July 03–The following editorial appeared in the (Uniontown) Herald-Standard. It does not necessarily reflect the opinion of The Tribune-Democrat.
Speaking about rebuilding the nation’s infrastructure last month in Cincinnati, President Trump pointed to a five-day shutdown on the Ohio River last year, which was caused by a hydraulic failure at a lock near Wellsville, Ohio, about 50 miles west of Pittsburgh.
“We simply cannot tolerate a five-day shutdown on a major thoroughfare for American coal, American oil and American steel,” said Trump.
He pointed to federal Department of Transportation figures showing that inland waterways support more than 270,000 jobs and $30.9 million in economic activity, and that the inland waterway system requires $8.7 billion in maintenance.
Trump added that a single towboat hauling a load of coal is the equivalent of 1,000 trucks hauling that same load on roadways.
“I am calling on all Democrats and Republicans to join together, if that’s possible, in the great rebuilding of America,” the president said.
“Countless American industries, businesses and jobs depend on rivers, runways, roads and rails that are in dire and even desperate condition.”
However, a week later, U.S. Sen. Robert Casey, D-Pennsylvania, criticized Trump, noting his budget contains no funding for crucial improvements to dams in Charleroi, Elizabeth and Braddock. The billion-dollar Lower Mon Project received $82 million in federal funding this year.
“We’re in danger of losing vital economic opportunity,” Casey said. “I’m going to fight with everything I have to prevent this ill-advised budget proposal.”
Casey said he is willing to work with the Trump administration if it is willing to make “serious investments to strengthening Pennsylvania’s infrastructure.”
He also discussed his plans to free up more than $100 million for lock and dam projects in the future while making reforms aimed at limiting cost overruns.
To be fair, Trump is not the first president to zero out funding for the Lower Mon Project, according to U.S. Rep. Tim Murphy, R-Upper St. Clair. He said President Barack Obama did likewise, but Congress later set aside money for the project.
“I’ve been battling for full locks and dams funding for over a decade,” Murphy said.
“We’ve made great strides, and I’m confident Congress will do the right thing and fund this project through to completion.”
Also vowing to support the project is U.S. Rep. Bill Shuster, R-Hollidaysburg, who represents 11 counties, including all of Fayette County and parts of Westmoreland, Washington and Greene counties.

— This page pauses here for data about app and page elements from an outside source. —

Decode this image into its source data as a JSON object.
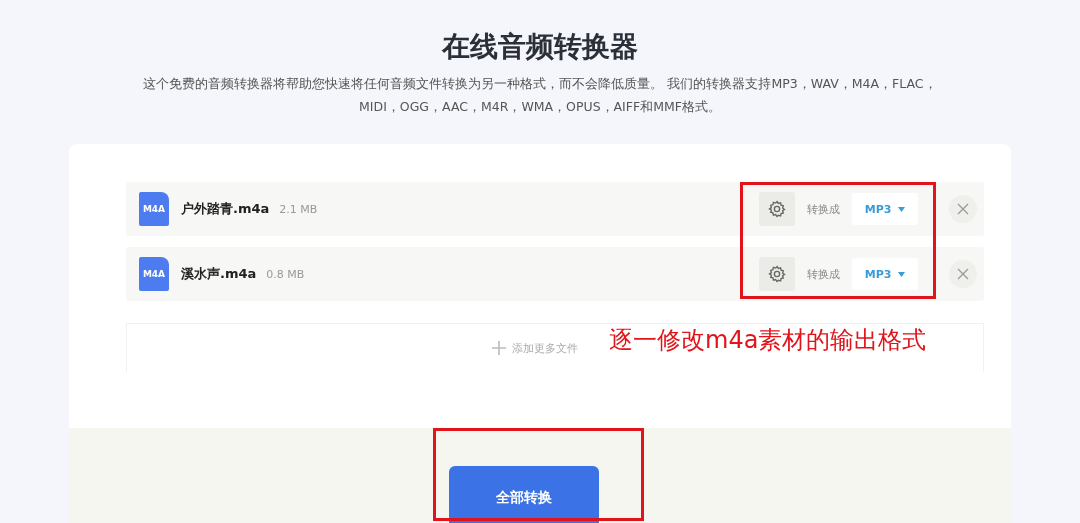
{
  "title": "在线音频转换器",
  "description": [
    "这个免费的音频转换器将帮助您快速将任何音频文件转换为另一种格式，而不会降低质量。 我们的转换器支持MP3，WAV，M4A，FLAC，",
    "MIDI，OGG，AAC，M4R，WMA，OPUS，AIFF和MMF格式。"
  ],
  "files": [
    {
      "icon_label": "M4A",
      "name": "户外踏青.m4a",
      "size": "2.1 MB",
      "convert_label": "转换成",
      "format": "MP3"
    },
    {
      "icon_label": "M4A",
      "name": "溪水声.m4a",
      "size": "0.8 MB",
      "convert_label": "转换成",
      "format": "MP3"
    }
  ],
  "add_more": "添加更多文件",
  "convert_all_button": "全部转换",
  "annotation": {
    "text": "逐一修改m4a素材的输出格式"
  }
}
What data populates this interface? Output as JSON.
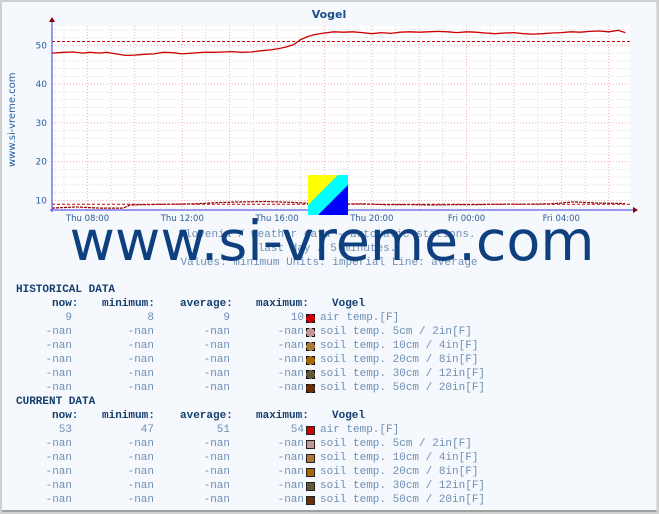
{
  "chart_data": {
    "type": "line",
    "title": "Vogel",
    "ylabel": "www.si-vreme.com",
    "xlabel": "",
    "ylim": [
      7.5,
      55
    ],
    "yticks": [
      10,
      20,
      30,
      40,
      50
    ],
    "xlim_hours": [
      6.5,
      30.9
    ],
    "xticks": [
      {
        "label": "Thu 08:00",
        "hour": 8
      },
      {
        "label": "Thu 12:00",
        "hour": 12
      },
      {
        "label": "Thu 16:00",
        "hour": 16
      },
      {
        "label": "Thu 20:00",
        "hour": 20
      },
      {
        "label": "Fri 00:00",
        "hour": 24
      },
      {
        "label": "Fri 04:00",
        "hour": 28
      }
    ],
    "grid": true,
    "series": [
      {
        "name": "air temp.[F] current",
        "color": "#cc0000",
        "style": "solid",
        "x_hours": [
          6.5,
          7.0,
          7.4,
          7.8,
          8.1,
          8.5,
          8.8,
          9.2,
          9.6,
          10.0,
          10.4,
          10.8,
          11.2,
          11.6,
          12.0,
          12.4,
          12.9,
          13.3,
          13.7,
          14.1,
          14.5,
          14.9,
          15.3,
          15.7,
          16.1,
          16.4,
          16.7,
          17.0,
          17.3,
          17.6,
          18.0,
          18.4,
          18.8,
          19.2,
          19.6,
          20.0,
          20.4,
          20.8,
          21.2,
          21.6,
          22.0,
          22.4,
          22.8,
          23.2,
          23.6,
          24.0,
          24.4,
          24.8,
          25.2,
          25.6,
          26.0,
          26.4,
          26.8,
          27.2,
          27.6,
          28.0,
          28.4,
          28.8,
          29.2,
          29.6,
          30.0,
          30.4,
          30.7
        ],
        "values": [
          48,
          48.2,
          48.3,
          48,
          48.2,
          48,
          48.2,
          47.8,
          47.4,
          47.5,
          47.7,
          47.8,
          48.2,
          48.1,
          47.8,
          48,
          48.2,
          48.2,
          48.3,
          48.4,
          48.2,
          48.3,
          48.6,
          48.8,
          49.2,
          49.6,
          50.2,
          51.5,
          52.3,
          52.8,
          53.2,
          53.5,
          53.4,
          53.5,
          53.3,
          53,
          53.3,
          53.1,
          53.4,
          53.5,
          53.4,
          53.5,
          53.6,
          53.5,
          53.3,
          53.5,
          53.4,
          53.2,
          53.0,
          53.2,
          53.3,
          53.0,
          52.9,
          53.0,
          53.2,
          53.3,
          53.5,
          53.4,
          53.6,
          53.7,
          53.5,
          53.9,
          53.3
        ]
      },
      {
        "name": "air temp.[F] current average",
        "color": "#cc0000",
        "style": "dashed",
        "constant": 51
      },
      {
        "name": "air temp.[F] historical",
        "color": "#880000",
        "style": "dashed",
        "x_hours": [
          6.5,
          7.5,
          8.5,
          9.5,
          9.8,
          10.5,
          11.5,
          12.5,
          13.5,
          14.5,
          15.5,
          16.5,
          17.5,
          18.5,
          19.5,
          20.5,
          21.5,
          22.5,
          23.5,
          24.5,
          25.5,
          26.5,
          27.5,
          28.0,
          28.5,
          29.5,
          30.5,
          30.7
        ],
        "values": [
          8.0,
          8.3,
          8.0,
          8.0,
          8.8,
          8.9,
          9.0,
          9.1,
          9.4,
          9.6,
          9.7,
          9.5,
          9.2,
          9.0,
          9.1,
          8.9,
          8.9,
          8.8,
          8.9,
          8.9,
          9.0,
          9.0,
          9.1,
          9.3,
          9.6,
          9.3,
          9.2,
          9.1
        ]
      },
      {
        "name": "air temp.[F] historical average",
        "color": "#cc0000",
        "style": "dashed",
        "constant": 9
      }
    ]
  },
  "chart": {
    "title": "Vogel",
    "side_label": "www.si-vreme.com",
    "subtitle_lines": [
      "Slovenia / weather data - automatic stations.",
      "last day / 5 minutes.",
      "Values: minimum  Units: imperial  Line: average"
    ],
    "watermark": "www.si-vreme.com",
    "logo_colors": [
      "#ffff00",
      "#00ffff",
      "#0000ff"
    ]
  },
  "historical": {
    "title": "HISTORICAL DATA",
    "headers": {
      "now": "now:",
      "minimum": "minimum:",
      "average": "average:",
      "maximum": "maximum:",
      "station": "Vogel"
    },
    "rows": [
      {
        "now": "9",
        "minimum": "8",
        "average": "9",
        "maximum": "10",
        "label": "air temp.[F]",
        "color": "#cc0000"
      },
      {
        "now": "-nan",
        "minimum": "-nan",
        "average": "-nan",
        "maximum": "-nan",
        "label": "soil temp. 5cm / 2in[F]",
        "color": "#c09898"
      },
      {
        "now": "-nan",
        "minimum": "-nan",
        "average": "-nan",
        "maximum": "-nan",
        "label": "soil temp. 10cm / 4in[F]",
        "color": "#b07838"
      },
      {
        "now": "-nan",
        "minimum": "-nan",
        "average": "-nan",
        "maximum": "-nan",
        "label": "soil temp. 20cm / 8in[F]",
        "color": "#a86800"
      },
      {
        "now": "-nan",
        "minimum": "-nan",
        "average": "-nan",
        "maximum": "-nan",
        "label": "soil temp. 30cm / 12in[F]",
        "color": "#605838"
      },
      {
        "now": "-nan",
        "minimum": "-nan",
        "average": "-nan",
        "maximum": "-nan",
        "label": "soil temp. 50cm / 20in[F]",
        "color": "#683008"
      }
    ]
  },
  "current": {
    "title": "CURRENT DATA",
    "headers": {
      "now": "now:",
      "minimum": "minimum:",
      "average": "average:",
      "maximum": "maximum:",
      "station": "Vogel"
    },
    "rows": [
      {
        "now": "53",
        "minimum": "47",
        "average": "51",
        "maximum": "54",
        "label": "air temp.[F]",
        "color": "#cc0000"
      },
      {
        "now": "-nan",
        "minimum": "-nan",
        "average": "-nan",
        "maximum": "-nan",
        "label": "soil temp. 5cm / 2in[F]",
        "color": "#c09898"
      },
      {
        "now": "-nan",
        "minimum": "-nan",
        "average": "-nan",
        "maximum": "-nan",
        "label": "soil temp. 10cm / 4in[F]",
        "color": "#b07838"
      },
      {
        "now": "-nan",
        "minimum": "-nan",
        "average": "-nan",
        "maximum": "-nan",
        "label": "soil temp. 20cm / 8in[F]",
        "color": "#a86800"
      },
      {
        "now": "-nan",
        "minimum": "-nan",
        "average": "-nan",
        "maximum": "-nan",
        "label": "soil temp. 30cm / 12in[F]",
        "color": "#605838"
      },
      {
        "now": "-nan",
        "minimum": "-nan",
        "average": "-nan",
        "maximum": "-nan",
        "label": "soil temp. 50cm / 20in[F]",
        "color": "#683008"
      }
    ]
  }
}
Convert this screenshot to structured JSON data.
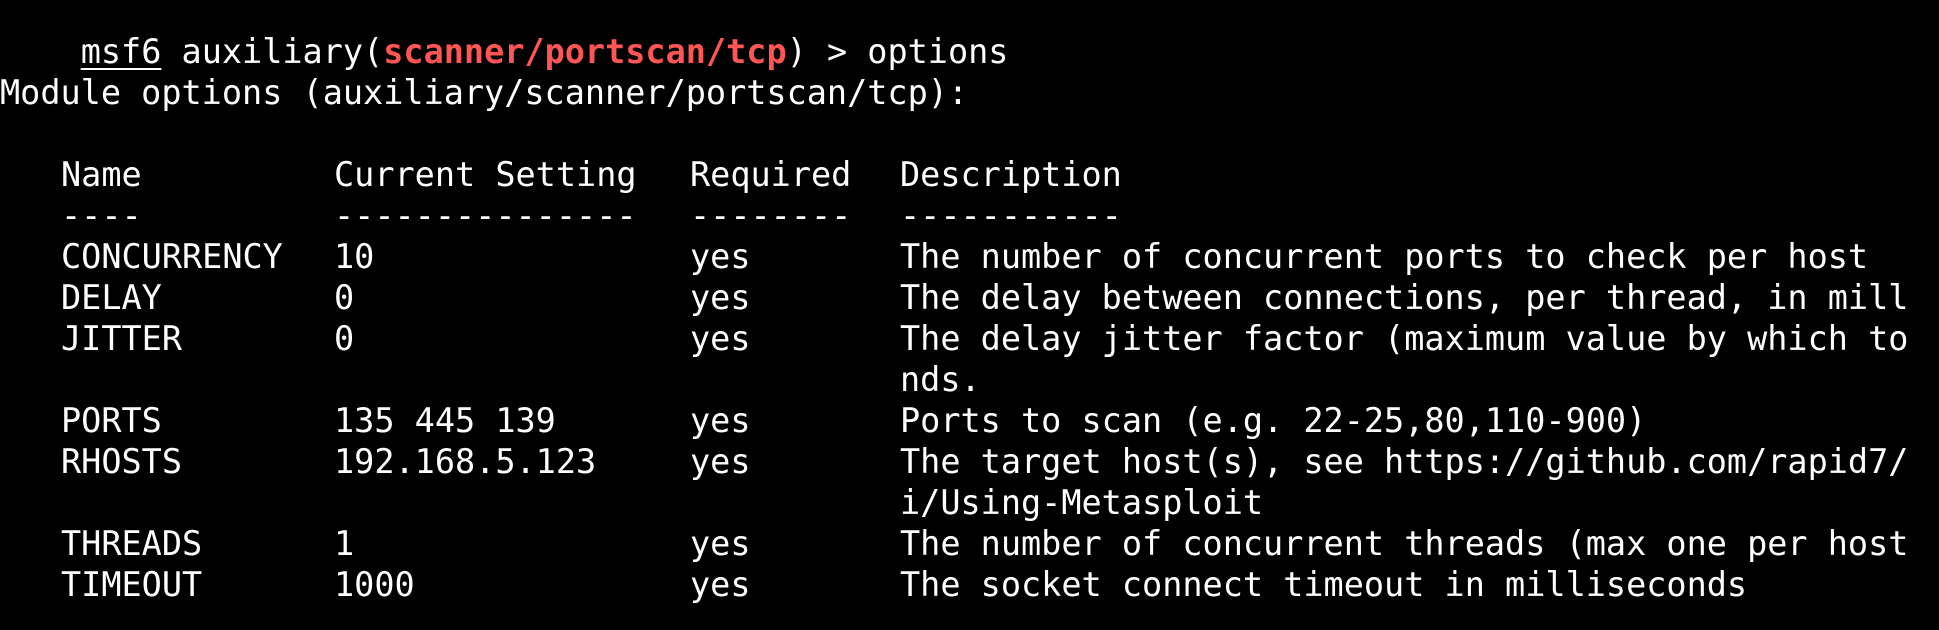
{
  "prompt": {
    "prefix": "msf6",
    "module_open": " auxiliary(",
    "module_name": "scanner/portscan/tcp",
    "module_close": ") > ",
    "command": "options"
  },
  "section_title": "Module options (auxiliary/scanner/portscan/tcp):",
  "table": {
    "headers": {
      "name": "Name",
      "setting": "Current Setting",
      "required": "Required",
      "description": "Description"
    },
    "rules": {
      "name": "----",
      "setting": "---------------",
      "required": "--------",
      "description": "-----------"
    },
    "rows": [
      {
        "name": "CONCURRENCY",
        "setting": "10",
        "required": "yes",
        "description": "The number of concurrent ports to check per host"
      },
      {
        "name": "DELAY",
        "setting": "0",
        "required": "yes",
        "description": "The delay between connections, per thread, in mill"
      },
      {
        "name": "JITTER",
        "setting": "0",
        "required": "yes",
        "description": "The delay jitter factor (maximum value by which to",
        "description_cont": "nds."
      },
      {
        "name": "PORTS",
        "setting": "135 445 139",
        "required": "yes",
        "description": "Ports to scan (e.g. 22-25,80,110-900)"
      },
      {
        "name": "RHOSTS",
        "setting": "192.168.5.123",
        "required": "yes",
        "description": "The target host(s), see https://github.com/rapid7/",
        "description_cont": "i/Using-Metasploit"
      },
      {
        "name": "THREADS",
        "setting": "1",
        "required": "yes",
        "description": "The number of concurrent threads (max one per host"
      },
      {
        "name": "TIMEOUT",
        "setting": "1000",
        "required": "yes",
        "description": "The socket connect timeout in milliseconds"
      }
    ]
  },
  "colors": {
    "background": "#000000",
    "text": "#ffffff",
    "module_highlight": "#ff5555"
  }
}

“As Congress moves through the budget and appropriations process, I’ll continue to work with the administration in my capacity as chairman of the House Transportation Committee to highlight the importance of these lock-and-dam restoration projects to western Pennsylvania and our country’s waterways infrastructure,” Shuster said.
Trump’s lack of support for these vital regional waterway projects is disturbing, particularly since he won this area by such a wide margin last year when he campaigned on bringing manufacturing back to this region. Let’s hope that Shuster and Murphy will be able to pull the president to their side. Otherwise, there could be serious problems.
Jeff Hawk, a spokesman for the Army Corps of Engineers, told the Pittsburgh Post-Gazette that the risk of failure at a local dam and lock increases as the years go by.
He added that it could take two years to repair, with significant disruption to barge traffic.
In the end, that would certainly be worse than a five-day shutdown on the Ohio River.